I wanted to share an interesting email I received last week from a reader:
I’m a Marine stationed over at Camp Pendleton in California. While I was on deployment, I found The Year Of Fog in the small ship library…I was a part of an expeditionary unit sitting off the coast of Burma last year after their country was ravaged by a natural disaster. I mean this in the greatest sincerity when I say that reading and finishing your story was truly all I looked forward to the 2 months I spent sitting on a ship, counting the days until I could come home. I’m not sure what it was, but I found myself very sympathetic and attached to the main character. I almost wish the story hadn’t ended. Or at least had ended the way I was expecting. Again, thank you for your story.
It’s always nice to receive emails from readers. Some write to say they liked one of my books, some write to say they hated one of my books, and often, they have questions, or want to share their own experiences with San Francisco, which is the setting for my last two books. I recently heard from the editor of Tea and Coffee, who had read NO ONE YOU KNOW (the narrator of that novel is a coffee buyer), and I once heard from a woman whose father-in-law had been instrumental in the invention of the cesium atom clock (which is mentioned in The Year of Fog). Sometimes, I’ll hear from the parent of a missing child, which is always a humbling and moving experience. I appreciate all of the letters I receive from readers, but some get to me more than others. Some strike me in a certain spot, and I don’t easily forget them.

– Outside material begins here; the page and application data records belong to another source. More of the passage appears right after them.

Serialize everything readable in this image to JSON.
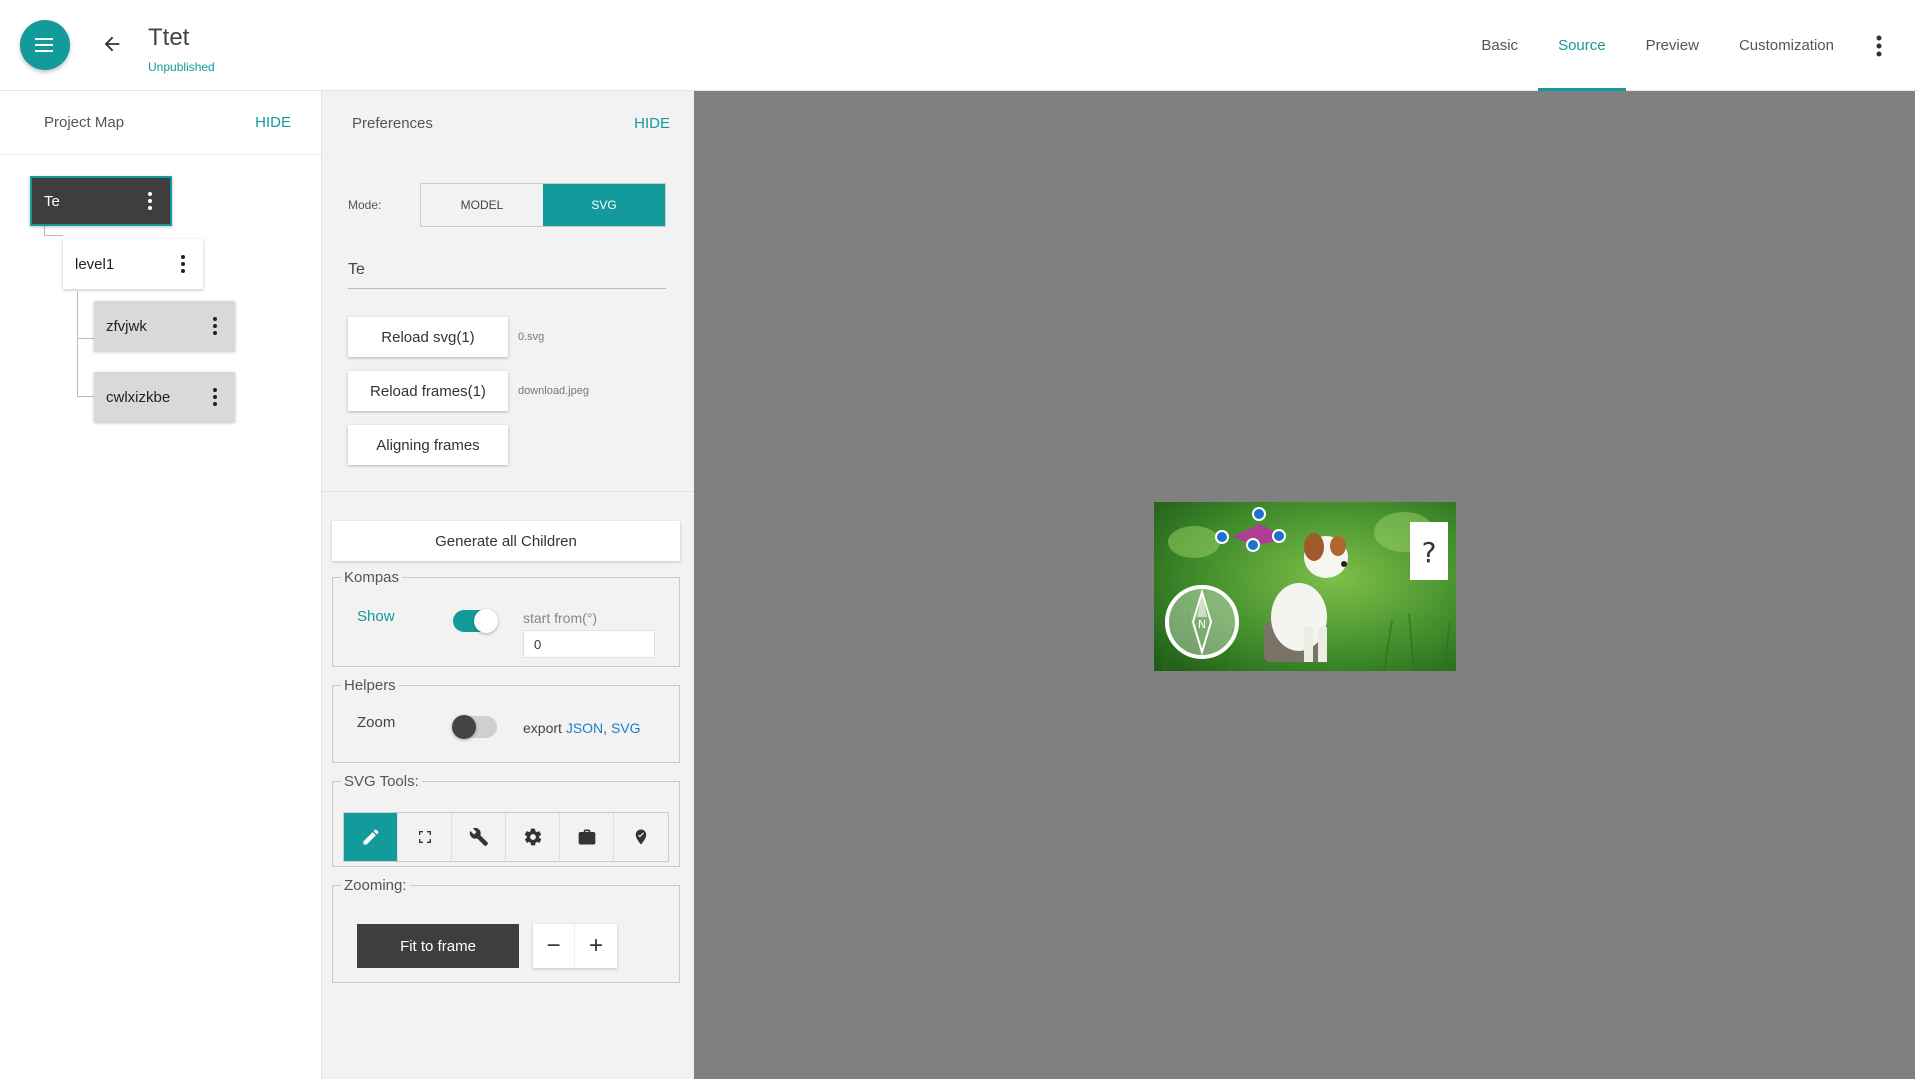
{
  "header": {
    "title": "Ttet",
    "status": "Unpublished",
    "tabs": [
      {
        "label": "Basic",
        "active": false
      },
      {
        "label": "Source",
        "active": true
      },
      {
        "label": "Preview",
        "active": false
      },
      {
        "label": "Customization",
        "active": false
      }
    ],
    "icons": {
      "menu": "menu-icon",
      "back": "arrow-back-icon",
      "more": "more-vert-icon"
    }
  },
  "project_map": {
    "title": "Project Map",
    "hide_label": "HIDE",
    "tree": {
      "root": "Te",
      "level1": "level1",
      "children": [
        "zfvjwk",
        "cwlxizkbe"
      ]
    }
  },
  "preferences": {
    "title": "Preferences",
    "hide_label": "HIDE",
    "mode_label": "Mode:",
    "modes": [
      "MODEL",
      "SVG"
    ],
    "active_mode": "SVG",
    "name_value": "Te",
    "reload_svg_label": "Reload svg(1)",
    "reload_svg_file": "0.svg",
    "reload_frames_label": "Reload frames(1)",
    "reload_frames_file": "download.jpeg",
    "aligning_label": "Aligning frames",
    "generate_label": "Generate all Children",
    "kompas": {
      "legend": "Kompas",
      "show_label": "Show",
      "show_on": true,
      "start_label": "start from(°)",
      "start_value": "0"
    },
    "helpers": {
      "legend": "Helpers",
      "zoom_label": "Zoom",
      "zoom_on": false,
      "export_label": "export",
      "export_json": "JSON",
      "export_sep": ",",
      "export_svg": "SVG"
    },
    "svg_tools": {
      "legend": "SVG Tools:",
      "tools": [
        "pencil-icon",
        "fullscreen-icon",
        "wrench-icon",
        "gear-icon",
        "briefcase-icon",
        "map-marker-icon"
      ],
      "active_tool": "pencil-icon"
    },
    "zooming": {
      "legend": "Zooming:",
      "fit_label": "Fit to frame",
      "minus_label": "−",
      "plus_label": "+"
    }
  },
  "canvas": {
    "help_label": "?",
    "compass_letter": "N",
    "colors": {
      "background": "#808080",
      "polygon": "#c02ea5",
      "handle": "#1e73c8",
      "accent": "#139a9a"
    }
  }
}
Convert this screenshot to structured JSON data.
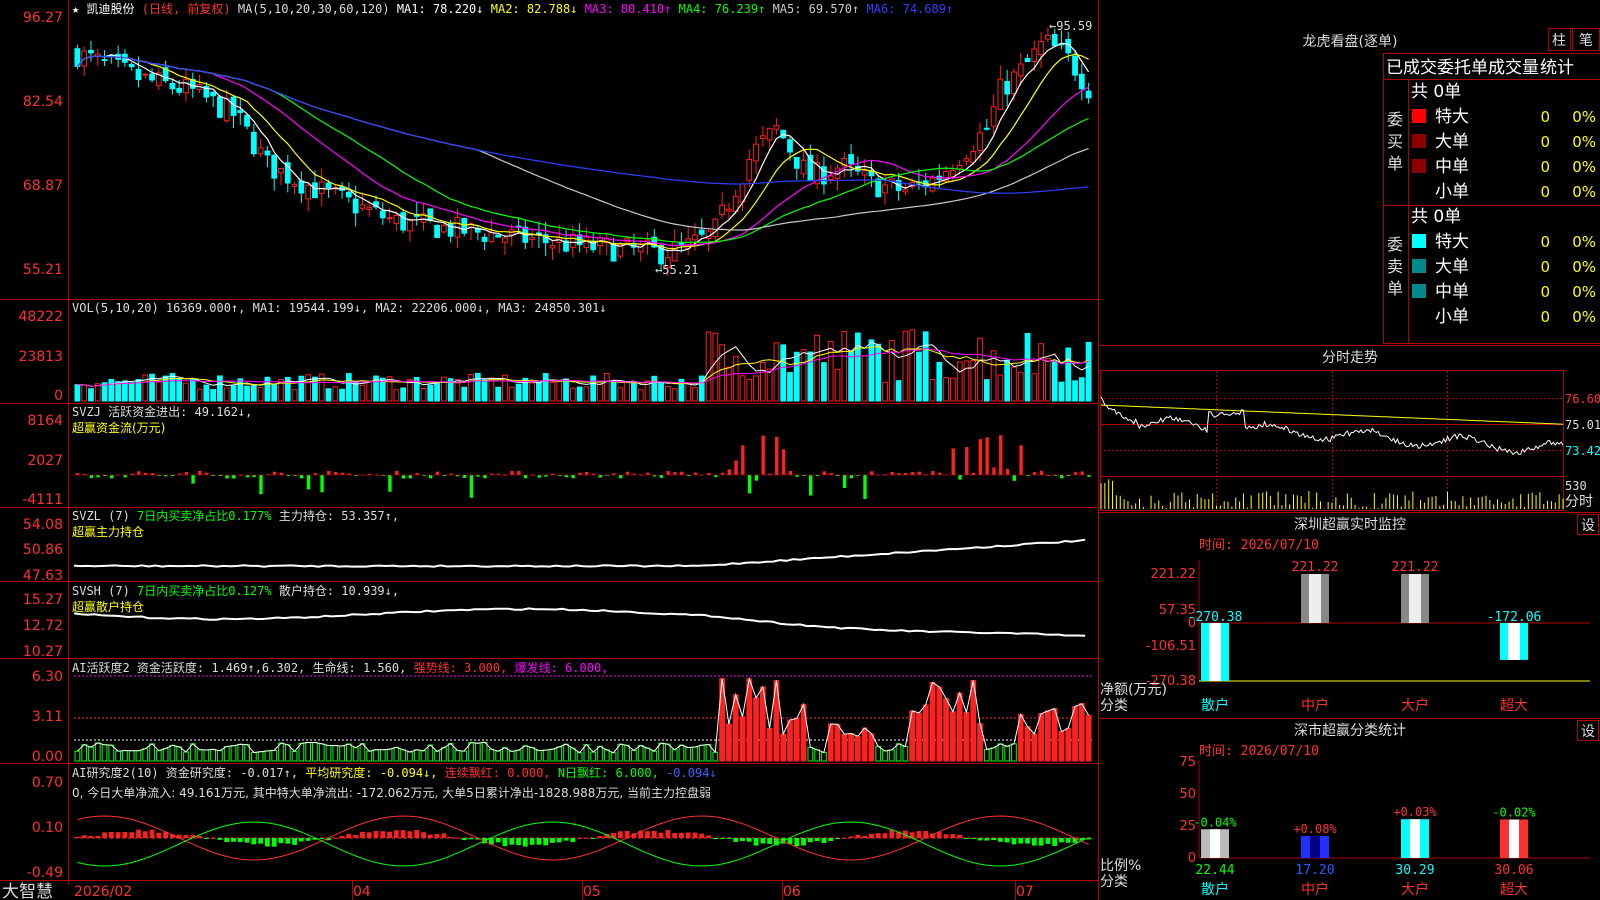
{
  "app_name": "大智慧",
  "stock": {
    "name": "凯迪股份",
    "period": "(日线, 前复权)"
  },
  "price_panel": {
    "header": {
      "ma_params": "MA(5,10,20,30,60,120)",
      "items": [
        {
          "label": "MA1: 78.220↓",
          "color": "#ffffff"
        },
        {
          "label": "MA2: 82.788↓",
          "color": "#ffff00"
        },
        {
          "label": "MA3: 80.410↑",
          "color": "#ff00ff"
        },
        {
          "label": "MA4: 76.239↑",
          "color": "#00ff00"
        },
        {
          "label": "MA5: 69.570↑",
          "color": "#c8c8c8"
        },
        {
          "label": "MA6: 74.689↑",
          "color": "#2f3fff"
        }
      ]
    },
    "y_ticks": [
      "96.27",
      "82.54",
      "68.87",
      "55.21"
    ],
    "high_label": "95.59",
    "low_label": "55.21"
  },
  "volume_panel": {
    "header": "VOL(5,10,20) 16369.000↑, MA1: 19544.199↓, MA2: 22206.000↓, MA3: 24850.301↓",
    "y_ticks": [
      "48222",
      "23813",
      "0"
    ]
  },
  "svzj_panel": {
    "line1": "SVZJ  活跃资金进出: 49.162↓,",
    "line2": "超赢资金流(万元)",
    "y_ticks": [
      "8164",
      "2027",
      "-4111"
    ]
  },
  "svzl_panel": {
    "line1_a": "SVZL (7)",
    "line1_b": "7日内买卖净占比0.177%",
    "line1_c": "主力持仓: 53.357↑,",
    "line2": "超赢主力持仓",
    "y_ticks": [
      "54.08",
      "50.86",
      "47.63"
    ]
  },
  "svsh_panel": {
    "line1_a": "SVSH (7)",
    "line1_b": "7日内买卖净占比0.127%",
    "line1_c": "散户持仓: 10.939↓,",
    "line2": "超赢散户持仓",
    "y_ticks": [
      "15.27",
      "12.72",
      "10.27"
    ]
  },
  "ai_active_panel": {
    "a": "AI活跃度2 资金活跃度: 1.469↑,6.302,",
    "b": "生命线: 1.560,",
    "c": "强势线: 3.000,",
    "d": "爆发线: 6.000,",
    "y_ticks": [
      "6.30",
      "3.11",
      "0.00"
    ]
  },
  "ai_research_panel": {
    "a": "AI研究度2(10) 资金研究度: -0.017↑,",
    "b": "平均研究度: -0.094↓,",
    "c": "连续飘红: 0.000,",
    "d": "N日飘红: 6.000,",
    "e": "-0.094↓",
    "line2": "0, 今日大单净流入: 49.161万元, 其中特大单净流出: -172.062万元, 大单5日累计净出-1828.988万元, 当前主力控盘弱",
    "y_ticks": [
      "0.70",
      "0.10",
      "-0.49"
    ]
  },
  "x_axis": {
    "labels": [
      "2026/02",
      "04",
      "05",
      "06",
      "07"
    ]
  },
  "dragon_tiger": {
    "title": "龙虎看盘(逐单)",
    "btn_column": "柱",
    "btn_pen": "笔",
    "tabs": [
      "已成交",
      "委托单",
      "成交量",
      "统计"
    ],
    "buy_label": "委买单",
    "sell_label": "委卖单",
    "buy_total": "共 0单",
    "sell_total": "共 0单",
    "rows": [
      {
        "name": "特大",
        "count": "0",
        "pct": "0%"
      },
      {
        "name": "大单",
        "count": "0",
        "pct": "0%"
      },
      {
        "name": "中单",
        "count": "0",
        "pct": "0%"
      },
      {
        "name": "小单",
        "count": "0",
        "pct": "0%"
      }
    ],
    "buy_colors": [
      "#ff0000",
      "#8b0000",
      "#8b0000",
      ""
    ],
    "sell_colors": [
      "#00ffff",
      "#008b8b",
      "#008b8b",
      ""
    ]
  },
  "timeshare": {
    "title": "分时走势",
    "y_labels": [
      "76.60",
      "75.01",
      "73.42"
    ],
    "vol_label": "530",
    "footer_label": "分时"
  },
  "realtime_monitor": {
    "title": "深圳超赢实时监控",
    "settings_label": "设",
    "time": "时间: 2026/07/10",
    "y_ticks": [
      "221.22",
      "57.35",
      "0",
      "-106.51",
      "-270.38"
    ],
    "y_caption_1": "净额(万元)",
    "y_caption_2": "分类",
    "categories": [
      "散户",
      "中户",
      "大户",
      "超大"
    ],
    "values": [
      -270.38,
      221.22,
      221.22,
      -172.06
    ],
    "value_labels": [
      "-270.38",
      "221.22",
      "221.22",
      "-172.06"
    ]
  },
  "category_stats": {
    "title": "深市超赢分类统计",
    "settings_label": "设",
    "time": "时间: 2026/07/10",
    "y_ticks": [
      "75",
      "50",
      "25",
      "0"
    ],
    "y_caption_1": "比例%",
    "y_caption_2": "分类",
    "categories": [
      "散户",
      "中户",
      "大户",
      "超大"
    ],
    "ratios": [
      22.44,
      17.2,
      30.29,
      30.06
    ],
    "ratio_labels": [
      "22.44",
      "17.20",
      "30.29",
      "30.06"
    ],
    "change_labels": [
      "-0.04%",
      "+0.08%",
      "+0.03%",
      "-0.02%"
    ]
  },
  "colors": {
    "up": "#ff2020",
    "down": "#00ffff",
    "frame": "#b00000",
    "yellow": "#ffff00",
    "green": "#00ff00"
  }
}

The young Marine’s letter made me think about what it is we do when we write a book and send it out into the world. We write in solitude, and, for me at least, when I write I’m thinking only about the story, not how it will be received, or where. I do, in some sense, think about the reader, in that I think about what I would want to know if I was reading the book, what I would care about, how I would respond to the characters. But I get so caught up in the story that I don’t think about the book as an object that will be bound between covers and shipped off to bookstores, purchased and perused. Which is why it’s so surprising, and satisfying, to hear that one of my books has ended up in a small ship’s library, to be found by a Marine, who is looking for something to pass the time, and to whom it gives some degree of pleasure.
I remember the events of last year in Burma well, and have long been interested in that country, where the people suffer under a brutal regime of censorship and political tyranny that is every bit as horrific as Chairman Mao’s Cultural Revolution in China. It is a place where one can be jailed or murdered for reading the wrong book or writing the wrong letter, where the words one speaks in private, if overheard by the wrong person, can be used to justify torture. A place where the magazines are delivered with huge sections cut out, and where newspapers are vetted by the government for “accuracy.” How strange to think that my book–which I wrote in San Francisco, much of it in my car on Ocean Beach, or in the library, or in my neighborhood cafe, with absolute confidence in my absolute freedom to say whatever I wanted, in whatever way I pleased, with no fear of the consequences–would find its way there.
The marine’s letter reminded me what a privilege it is to be a writer, particularly to be a writer in a country where free speech is such an ingrained way of life. There are writers who risk everything when they tell their story. So to have the opportunity to tell a story, at any time, in any place, to a person who, for whatever reason, happens at that moment to be in the mood for a story, is wonderful. It’s a responsibility, too. One hates to disappoint–and yet, so often, I’m sure that I do. Which is part of the reason we writers write the next book, and the next, and the next: always hoping to do better, to say what we want to say with more precision and depth, the get the story right.
This post was originally published on Feb. 13, 2009